→ Your objective
Every line in the data below that has the word "value" should be returned.

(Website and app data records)
== == ==
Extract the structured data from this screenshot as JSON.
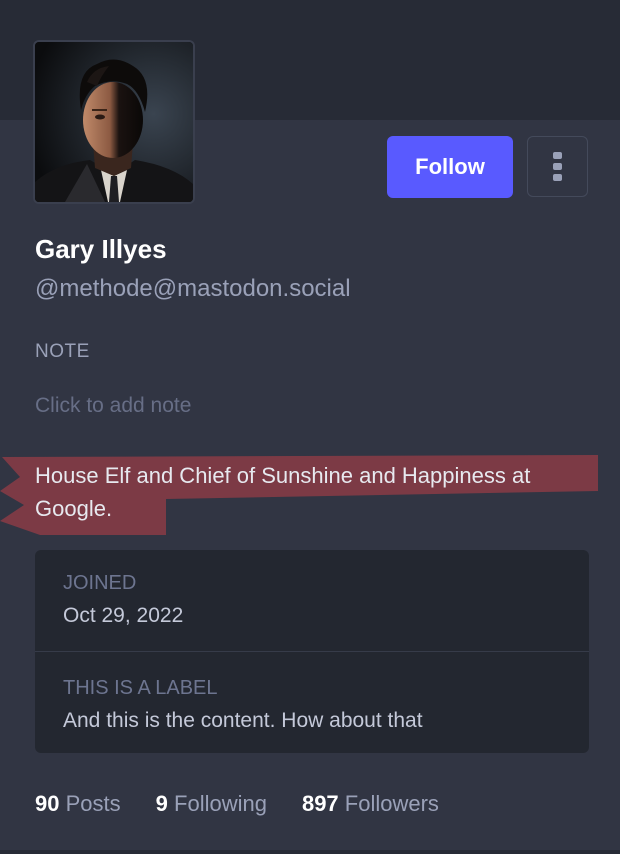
{
  "profile": {
    "display_name": "Gary Illyes",
    "handle": "@methode@mastodon.social",
    "bio": "House Elf and Chief of Sunshine and Happiness at Google."
  },
  "actions": {
    "follow_label": "Follow",
    "menu_icon": "vertical-ellipsis-icon"
  },
  "note": {
    "heading": "NOTE",
    "placeholder": "Click to add note"
  },
  "fields": [
    {
      "label": "JOINED",
      "value": "Oct 29, 2022"
    },
    {
      "label": "THIS IS A LABEL",
      "value": "And this is the content. How about that"
    }
  ],
  "stats": [
    {
      "count": "90",
      "label": "Posts"
    },
    {
      "count": "9",
      "label": "Following"
    },
    {
      "count": "897",
      "label": "Followers"
    }
  ],
  "colors": {
    "accent": "#595aff",
    "background": "#313543",
    "highlight": "#8a3b45"
  }
}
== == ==
→ Written solution
      "value": "Oct 29, 2022"
      "value": "And this is the content. How about that"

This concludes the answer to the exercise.